Scintilla – a flash, a spark, an iota. Shorthand for creativity and an indicator of inventiveness under Australian law.

Tuesday, April 18, 2017

Fizzy fight froths up again

By David Bennett, Law Graduate

The makers of V energy drink have improved their position a little bit by beating back a pre-trial application by nemesis Coca-Cola Company to block crucial evidence from being read in the appeal to register the colour mark.

Frucor Beverages now has the go-ahead to refer to affidavit evidence that describes two market surveys which may prove crucial in its de novo appeal against the Registrar's refusal in 2016 to register Pantone 376C green (which they called V green) in respect of energy drinks.

Thursday, April 13, 2017

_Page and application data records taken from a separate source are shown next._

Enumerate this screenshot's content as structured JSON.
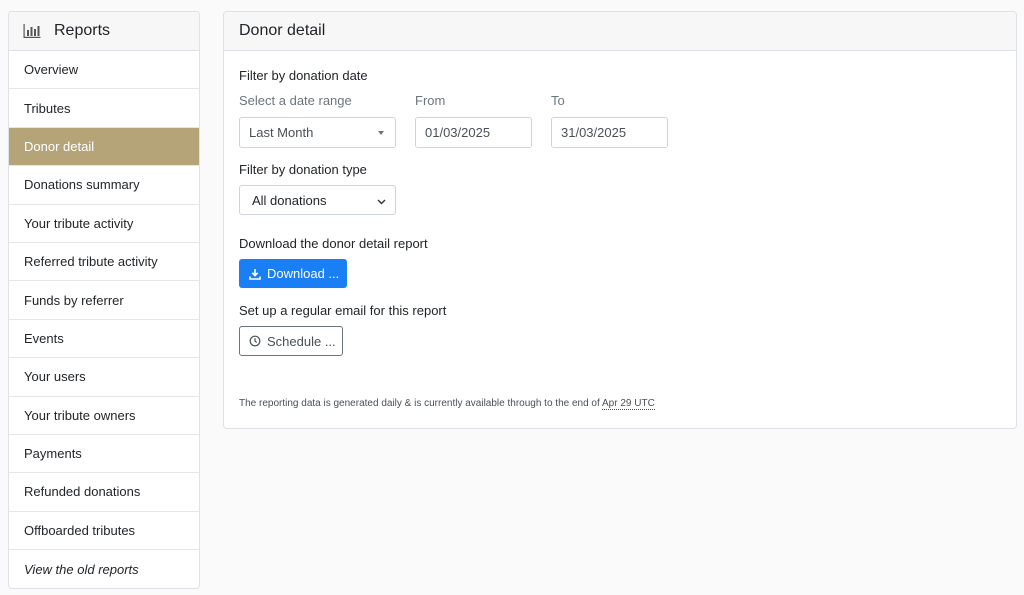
{
  "sidebar": {
    "title": "Reports",
    "title_icon": "bar-chart-icon",
    "items": [
      {
        "label": "Overview",
        "active": false
      },
      {
        "label": "Tributes",
        "active": false
      },
      {
        "label": "Donor detail",
        "active": true
      },
      {
        "label": "Donations summary",
        "active": false
      },
      {
        "label": "Your tribute activity",
        "active": false
      },
      {
        "label": "Referred tribute activity",
        "active": false
      },
      {
        "label": "Funds by referrer",
        "active": false
      },
      {
        "label": "Events",
        "active": false
      },
      {
        "label": "Your users",
        "active": false
      },
      {
        "label": "Your tribute owners",
        "active": false
      },
      {
        "label": "Payments",
        "active": false
      },
      {
        "label": "Refunded donations",
        "active": false
      },
      {
        "label": "Offboarded tributes",
        "active": false
      },
      {
        "label": "View the old reports",
        "active": false
      }
    ]
  },
  "main": {
    "title": "Donor detail",
    "date_filter": {
      "heading": "Filter by donation date",
      "range_label": "Select a date range",
      "range_value": "Last Month",
      "from_label": "From",
      "from_value": "01/03/2025",
      "to_label": "To",
      "to_value": "31/03/2025"
    },
    "type_filter": {
      "heading": "Filter by donation type",
      "value": "All donations"
    },
    "download": {
      "heading": "Download the donor detail report",
      "button_label": "Download ..."
    },
    "schedule": {
      "heading": "Set up a regular email for this report",
      "button_label": "Schedule ..."
    },
    "footnote": {
      "text": "The reporting data is generated daily & is currently available through to the end of",
      "date": "Apr 29 UTC"
    }
  },
  "colors": {
    "active_item": "#b5a478",
    "primary_button": "#1a7ef4"
  }
}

Online advertisers beware: the Federal Court draws a distinction between using a competitor's trade mark in AdWords vs metatags

By Natasha Dixon, Lawyer

A curious Full Federal Court decision has left Australian trade mark law in the context of online advertising in a state of confusion. Last week, the court held that use of a competitor's trade mark in metatags does constitute use as a trade mark, and is therefore trade mark infringement. That conclusion is perhaps difficult to reconcile with a 2016 Federal Court decision that ruled that use of a mark in Google AdWords does not constitute trade mark use.

Wednesday, April 12, 2017

Social Innovation Startup Bootcamp – Register now!

Is your startup focussed on social innovation? Are you an Indigenous-owned startup?

If the answer to either of the above was yes, and you (or someone you know) would you like to learn more about the challenges facing social innovation enterprises and Indigenous  entrepreneurship, and how to overcome them, then Allens invites you to attend the Social Innovation Startup Bootcamp!

Monday, April 10, 2017

Clipso/Clipsal confusion causes cancellation

By David Hunt, Lawyer

It's lights out for Clipso Electrical after the Federal Court determined that registration of its CLIPSO trade mark should be cancelled.

The Court reached its decision on the basis that the CLIPSO mark was deceptively similar to Clipsal Australia's CLIPSAL mark and had been registered in bad faith. The Court also found that, through use of the CLIPSO mark, Clipso had infringed Clipsal's mark, engaged in misleading and deceptive conduct and was liable in passing off.

However, in a small victory for Clipso, it was found that it had not infringed Clipsal's 'famous' Dolly Switch shape mark; a decision that further illuminates the difficulties of successfully prosecuting infringements of shape marks.

Thursday, April 6, 2017

Justifying damages for unjustified threats

By Lauren John, Associate

The Full Federal Court recently overturned an award of damages for unjustified threats totalling $1.5 million, and, in doing so, has emphasised that the key question the court must ask itself in every unjustified threats claim is: what damage was sustained as a result of the threats?

Section 128(1) of the Patents Act provides that, where a person, by means of circulars, advertisements or otherwise, threatens a person with infringement proceedings, or other similar proceedings, a person aggrieved may apply to a court for a declaration that the threats are unjustifiable, an injunction against the continuance of the threats, and the recovery of any damages sustained as a result of the threats.

We previously reported on two decisions which shed light on the sorts of communications that are likely to constitute threats. The recent Full Federal Court decision in Australian Mud Company Pty Ltd v Coretell Pty Ltd [2017] FCAFC 44 will provide some comfort to patentees, as it makes clear that only damage sustained as a result of the threat of infringement proceedings is compensable, not damage sustained as a result of infringement proceedings themselves.